Apples are one of my favorite fruits – especially when it’s apple season (aka, right now). I’ll go through a bag of apples really quickly, either throwing them into smoothies or eating them as snacks. But it has happened on occasion where I forget that I have them on hand (don’t ask, I have no idea how it happens either) and then I check the fruit basket, and the apples look a little sad. I don’t usually bake, but when this happens, I immediately cook the apples into some kind of fruit topping for my oatmeal, or do some kind of tart or pie. Tarte tatin is my favorite go-to recipe for apples, but today’s recipe is the result of a perfect storm of extra apples and extra phyllo dough (left over from last week’s borek we made with our neighbors).
Tourtière is a dessert that hails from Gascogne, in the Southwest of France. It is easily recognized by the flaky shards of thin crust poking up from its base, much like a crown, with a filling of some sort of fruit. Obviously, we’re using apples today, but this is sometimes done with prunes (another French favorite). Embrace the butter here – it helps make the dish crispy and beautiful!
Tourtière aux Pommes
10 tbsp. salted butter + extra for greasing
1⁄2 cup plus 4 tsp. granulated sugar
6 apples, peeled, cored, and cut into wedges (I used a mix of Gala and Granny Smith)
1⁄3 cup Calvados or Armagnac (substitute another brandy if you like)
7 sheets phyllo dough, defrosted
You will also need: a 10″ springform pan, a pastry brush
Toss the apples in the 1/2 cup of granulated sugar. Melt 4 tbsp. butter in a 4-qt. saucepan over medium-high heat then add the sugar-coated apples; cook, stirring occasionally. When apples are slightly caramelized, remove pan from heat and add brandy; carefully ignite with a match. Return to heat and cook until flames subside and liquid is reduced by half, about 3 minutes; let cool.

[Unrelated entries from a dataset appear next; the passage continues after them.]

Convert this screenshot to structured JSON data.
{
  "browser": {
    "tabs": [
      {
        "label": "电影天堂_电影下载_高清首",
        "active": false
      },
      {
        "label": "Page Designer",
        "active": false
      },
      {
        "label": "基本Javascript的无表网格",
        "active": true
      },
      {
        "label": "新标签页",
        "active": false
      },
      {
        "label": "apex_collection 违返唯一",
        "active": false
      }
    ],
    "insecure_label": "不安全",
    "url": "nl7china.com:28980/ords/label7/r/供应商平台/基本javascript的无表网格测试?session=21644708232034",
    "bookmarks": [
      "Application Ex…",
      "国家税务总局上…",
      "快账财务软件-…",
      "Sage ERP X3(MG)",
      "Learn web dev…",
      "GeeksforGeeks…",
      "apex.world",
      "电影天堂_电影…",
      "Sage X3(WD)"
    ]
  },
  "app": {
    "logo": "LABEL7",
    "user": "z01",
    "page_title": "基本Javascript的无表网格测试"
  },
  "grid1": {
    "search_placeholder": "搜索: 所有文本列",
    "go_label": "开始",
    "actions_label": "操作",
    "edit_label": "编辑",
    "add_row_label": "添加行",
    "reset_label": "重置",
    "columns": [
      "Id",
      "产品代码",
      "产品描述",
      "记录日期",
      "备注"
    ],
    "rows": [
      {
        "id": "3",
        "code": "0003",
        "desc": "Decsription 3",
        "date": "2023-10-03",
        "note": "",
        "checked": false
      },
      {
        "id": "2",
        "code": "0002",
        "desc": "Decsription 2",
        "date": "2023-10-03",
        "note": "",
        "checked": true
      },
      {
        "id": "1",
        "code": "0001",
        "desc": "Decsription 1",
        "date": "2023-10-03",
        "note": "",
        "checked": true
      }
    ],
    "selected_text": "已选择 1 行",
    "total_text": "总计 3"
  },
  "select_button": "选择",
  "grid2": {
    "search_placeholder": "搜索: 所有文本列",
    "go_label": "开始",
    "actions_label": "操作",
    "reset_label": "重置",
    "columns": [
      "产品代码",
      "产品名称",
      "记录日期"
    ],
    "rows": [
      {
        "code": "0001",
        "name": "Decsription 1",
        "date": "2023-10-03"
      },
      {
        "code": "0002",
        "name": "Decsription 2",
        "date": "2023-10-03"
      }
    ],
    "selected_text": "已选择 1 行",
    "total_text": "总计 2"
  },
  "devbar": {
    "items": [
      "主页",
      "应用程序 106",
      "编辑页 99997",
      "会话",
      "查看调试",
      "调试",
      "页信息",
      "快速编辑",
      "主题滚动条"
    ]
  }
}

Heat oven to 425°. Grease a 10″ springform pan with butter; set aside. Melt remaining butter in a 1-qt. saucepan; keep warm. Lay 1 sheet phyllo on a work surface; brush with some melted butter and sprinkle with 1 tsp. granulated sugar. Fit into prepared pan, allowing corners of dough to hang over edges. Repeat with 3 more sheets of phyllo, laying each sheet at a 45° turn from the last. Spread apples over dough in an even layer. Cut remaining sheets of phyllo in quarters, and, working with 1 piece at a time, pinch at the center and flip over, so that the corners are pulled together and facing up and the result looks very crinkled; place over top of tart. Repeat with remaining pieces phyllo until top of tart is covered. Make sure all exposed edges are coated with remaining melted butter; bake until golden and crisp, about 30 minutes. Let tart cool completely in pan, then unmold and transfer to a platter to serve.